Data extract →
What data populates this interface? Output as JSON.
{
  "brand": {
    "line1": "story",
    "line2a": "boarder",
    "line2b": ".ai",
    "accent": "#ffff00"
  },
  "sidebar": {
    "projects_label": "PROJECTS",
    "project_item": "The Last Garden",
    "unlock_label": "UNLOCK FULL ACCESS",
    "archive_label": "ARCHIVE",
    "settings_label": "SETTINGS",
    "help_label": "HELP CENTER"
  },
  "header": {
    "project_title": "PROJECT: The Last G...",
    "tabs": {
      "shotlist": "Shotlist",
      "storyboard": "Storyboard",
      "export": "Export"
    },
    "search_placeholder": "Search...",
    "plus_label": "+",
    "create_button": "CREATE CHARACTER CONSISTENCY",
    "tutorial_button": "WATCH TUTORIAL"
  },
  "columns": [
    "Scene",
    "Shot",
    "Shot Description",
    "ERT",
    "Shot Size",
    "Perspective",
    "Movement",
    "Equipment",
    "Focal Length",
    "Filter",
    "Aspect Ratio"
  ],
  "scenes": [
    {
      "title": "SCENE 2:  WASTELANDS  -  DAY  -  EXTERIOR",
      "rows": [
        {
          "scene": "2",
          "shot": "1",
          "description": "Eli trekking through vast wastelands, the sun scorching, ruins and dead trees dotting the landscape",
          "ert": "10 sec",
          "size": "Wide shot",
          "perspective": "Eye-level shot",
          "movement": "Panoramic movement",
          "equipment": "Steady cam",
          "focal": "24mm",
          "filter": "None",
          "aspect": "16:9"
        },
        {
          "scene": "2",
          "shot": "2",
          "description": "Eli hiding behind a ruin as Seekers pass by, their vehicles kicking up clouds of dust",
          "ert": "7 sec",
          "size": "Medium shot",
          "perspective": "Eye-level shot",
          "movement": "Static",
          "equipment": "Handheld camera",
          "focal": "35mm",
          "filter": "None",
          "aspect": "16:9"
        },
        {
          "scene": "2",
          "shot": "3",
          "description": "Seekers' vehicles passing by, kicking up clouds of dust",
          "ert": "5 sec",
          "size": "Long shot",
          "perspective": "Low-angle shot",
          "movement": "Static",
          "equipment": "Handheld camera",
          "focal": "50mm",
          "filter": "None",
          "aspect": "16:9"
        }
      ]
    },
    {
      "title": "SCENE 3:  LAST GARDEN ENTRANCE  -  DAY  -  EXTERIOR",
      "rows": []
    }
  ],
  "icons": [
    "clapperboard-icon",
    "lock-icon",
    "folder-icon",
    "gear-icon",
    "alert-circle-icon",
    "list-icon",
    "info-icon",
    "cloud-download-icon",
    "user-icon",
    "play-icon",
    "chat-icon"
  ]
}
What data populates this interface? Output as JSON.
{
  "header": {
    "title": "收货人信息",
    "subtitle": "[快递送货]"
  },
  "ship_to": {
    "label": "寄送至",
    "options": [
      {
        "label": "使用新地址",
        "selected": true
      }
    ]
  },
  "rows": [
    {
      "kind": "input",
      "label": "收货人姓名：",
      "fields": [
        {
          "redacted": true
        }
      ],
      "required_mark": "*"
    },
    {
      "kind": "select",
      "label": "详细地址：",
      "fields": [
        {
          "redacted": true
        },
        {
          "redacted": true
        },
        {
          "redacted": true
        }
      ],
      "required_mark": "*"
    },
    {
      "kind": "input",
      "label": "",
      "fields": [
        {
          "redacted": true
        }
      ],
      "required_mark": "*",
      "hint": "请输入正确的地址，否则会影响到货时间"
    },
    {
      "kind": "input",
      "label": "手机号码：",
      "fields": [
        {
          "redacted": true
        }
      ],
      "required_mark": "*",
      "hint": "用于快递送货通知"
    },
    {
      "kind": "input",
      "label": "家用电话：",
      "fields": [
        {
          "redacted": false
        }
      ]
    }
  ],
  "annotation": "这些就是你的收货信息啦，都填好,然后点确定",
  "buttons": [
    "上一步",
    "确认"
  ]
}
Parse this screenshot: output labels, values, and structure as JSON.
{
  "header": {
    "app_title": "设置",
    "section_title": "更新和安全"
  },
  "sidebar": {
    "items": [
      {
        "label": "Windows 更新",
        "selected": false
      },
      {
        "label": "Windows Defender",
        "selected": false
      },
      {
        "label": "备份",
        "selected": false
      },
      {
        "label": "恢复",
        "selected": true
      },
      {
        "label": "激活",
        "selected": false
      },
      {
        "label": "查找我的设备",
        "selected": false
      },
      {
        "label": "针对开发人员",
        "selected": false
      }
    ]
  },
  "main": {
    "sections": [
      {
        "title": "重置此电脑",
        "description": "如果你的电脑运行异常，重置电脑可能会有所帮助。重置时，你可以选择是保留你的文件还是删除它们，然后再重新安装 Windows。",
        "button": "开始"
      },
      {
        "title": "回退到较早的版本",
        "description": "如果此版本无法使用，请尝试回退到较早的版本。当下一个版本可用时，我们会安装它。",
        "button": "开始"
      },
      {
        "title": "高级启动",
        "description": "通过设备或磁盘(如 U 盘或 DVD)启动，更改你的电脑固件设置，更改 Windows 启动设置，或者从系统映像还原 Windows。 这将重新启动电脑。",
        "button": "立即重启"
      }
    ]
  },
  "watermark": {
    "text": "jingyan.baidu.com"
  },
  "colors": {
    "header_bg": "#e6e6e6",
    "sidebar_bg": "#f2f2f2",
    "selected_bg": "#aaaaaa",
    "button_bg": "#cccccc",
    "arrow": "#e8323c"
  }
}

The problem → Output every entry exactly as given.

Result →
What data populates this interface? Output as JSON.
{
  "brand": {
    "line1": "story",
    "line2a": "boarder",
    "line2b": ".ai",
    "accent": "#ffff00"
  },
  "sidebar": {
    "projects_label": "PROJECTS",
    "project_item": "The Last Garden",
    "unlock_label": "UNLOCK FULL ACCESS",
    "archive_label": "ARCHIVE",
    "settings_label": "SETTINGS",
    "help_label": "HELP CENTER"
  },
  "header": {
    "project_title": "PROJECT: The Last G...",
    "tabs": {
      "shotlist": "Shotlist",
      "storyboard": "Storyboard",
      "export": "Export"
    },
    "search_placeholder": "Search...",
    "plus_label": "+",
    "create_button": "CREATE CHARACTER CONSISTENCY",
    "tutorial_button": "WATCH TUTORIAL"
  },
  "columns": [
    "Scene",
    "Shot",
    "Shot Description",
    "ERT",
    "Shot Size",
    "Perspective",
    "Movement",
    "Equipment",
    "Focal Length",
    "Filter",
    "Aspect Ratio"
  ],
  "scenes": [
    {
      "title": "SCENE 2:  WASTELANDS  -  DAY  -  EXTERIOR",
      "rows": [
        {
          "scene": "2",
          "shot": "1",
          "description": "Eli trekking through vast wastelands, the sun scorching, ruins and dead trees dotting the landscape",
          "ert": "10 sec",
          "size": "Wide shot",
          "perspective": "Eye-level shot",
          "movement": "Panoramic movement",
          "equipment": "Steady cam",
          "focal": "24mm",
          "filter": "None",
          "aspect": "16:9"
        },
        {
          "scene": "2",
          "shot": "2",
          "description": "Eli hiding behind a ruin as Seekers pass by, their vehicles kicking up clouds of dust",
          "ert": "7 sec",
          "size": "Medium shot",
          "perspective": "Eye-level shot",
          "movement": "Static",
          "equipment": "Handheld camera",
          "focal": "35mm",
          "filter": "None",
          "aspect": "16:9"
        },
        {
          "scene": "2",
          "shot": "3",
          "description": "Seekers' vehicles passing by, kicking up clouds of dust",
          "ert": "5 sec",
          "size": "Long shot",
          "perspective": "Low-angle shot",
          "movement": "Static",
          "equipment": "Handheld camera",
          "focal": "50mm",
          "filter": "None",
          "aspect": "16:9"
        }
      ]
    },
    {
      "title": "SCENE 3:  LAST GARDEN ENTRANCE  -  DAY  -  EXTERIOR",
      "rows": []
    }
  ],
  "icons": [
    "clapperboard-icon",
    "lock-icon",
    "folder-icon",
    "gear-icon",
    "alert-circle-icon",
    "list-icon",
    "info-icon",
    "cloud-download-icon",
    "user-icon",
    "play-icon",
    "chat-icon"
  ]
}
What data populates this interface? Output as JSON.
{
  "header": {
    "title": "收货人信息",
    "subtitle": "[快递送货]"
  },
  "ship_to": {
    "label": "寄送至",
    "options": [
      {
        "label": "使用新地址",
        "selected": true
      }
    ]
  },
  "rows": [
    {
      "kind": "input",
      "label": "收货人姓名：",
      "fields": [
        {
          "redacted": true
        }
      ],
      "required_mark": "*"
    },
    {
      "kind": "select",
      "label": "详细地址：",
      "fields": [
        {
          "redacted": true
        },
        {
          "redacted": true
        },
        {
          "redacted": true
        }
      ],
      "required_mark": "*"
    },
    {
      "kind": "input",
      "label": "",
      "fields": [
        {
          "redacted": true
        }
      ],
      "required_mark": "*",
      "hint": "请输入正确的地址，否则会影响到货时间"
    },
    {
      "kind": "input",
      "label": "手机号码：",
      "fields": [
        {
          "redacted": true
        }
      ],
      "required_mark": "*",
      "hint": "用于快递送货通知"
    },
    {
      "kind": "input",
      "label": "家用电话：",
      "fields": [
        {
          "redacted": false
        }
      ]
    }
  ],
  "annotation": "这些就是你的收货信息啦，都填好,然后点确定",
  "buttons": [
    "上一步",
    "确认"
  ]
}
Parse this screenshot: output labels, values, and structure as JSON.
{
  "header": {
    "app_title": "设置",
    "section_title": "更新和安全"
  },
  "sidebar": {
    "items": [
      {
        "label": "Windows 更新",
        "selected": false
      },
      {
        "label": "Windows Defender",
        "selected": false
      },
      {
        "label": "备份",
        "selected": false
      },
      {
        "label": "恢复",
        "selected": true
      },
      {
        "label": "激活",
        "selected": false
      },
      {
        "label": "查找我的设备",
        "selected": false
      },
      {
        "label": "针对开发人员",
        "selected": false
      }
    ]
  },
  "main": {
    "sections": [
      {
        "title": "重置此电脑",
        "description": "如果你的电脑运行异常，重置电脑可能会有所帮助。重置时，你可以选择是保留你的文件还是删除它们，然后再重新安装 Windows。",
        "button": "开始"
      },
      {
        "title": "回退到较早的版本",
        "description": "如果此版本无法使用，请尝试回退到较早的版本。当下一个版本可用时，我们会安装它。",
        "button": "开始"
      },
      {
        "title": "高级启动",
        "description": "通过设备或磁盘(如 U 盘或 DVD)启动，更改你的电脑固件设置，更改 Windows 启动设置，或者从系统映像还原 Windows。 这将重新启动电脑。",
        "button": "立即重启"
      }
    ]
  },
  "watermark": {
    "text": "jingyan.baidu.com"
  },
  "colors": {
    "header_bg": "#e6e6e6",
    "sidebar_bg": "#f2f2f2",
    "selected_bg": "#aaaaaa",
    "button_bg": "#cccccc",
    "arrow": "#e8323c"
  }
}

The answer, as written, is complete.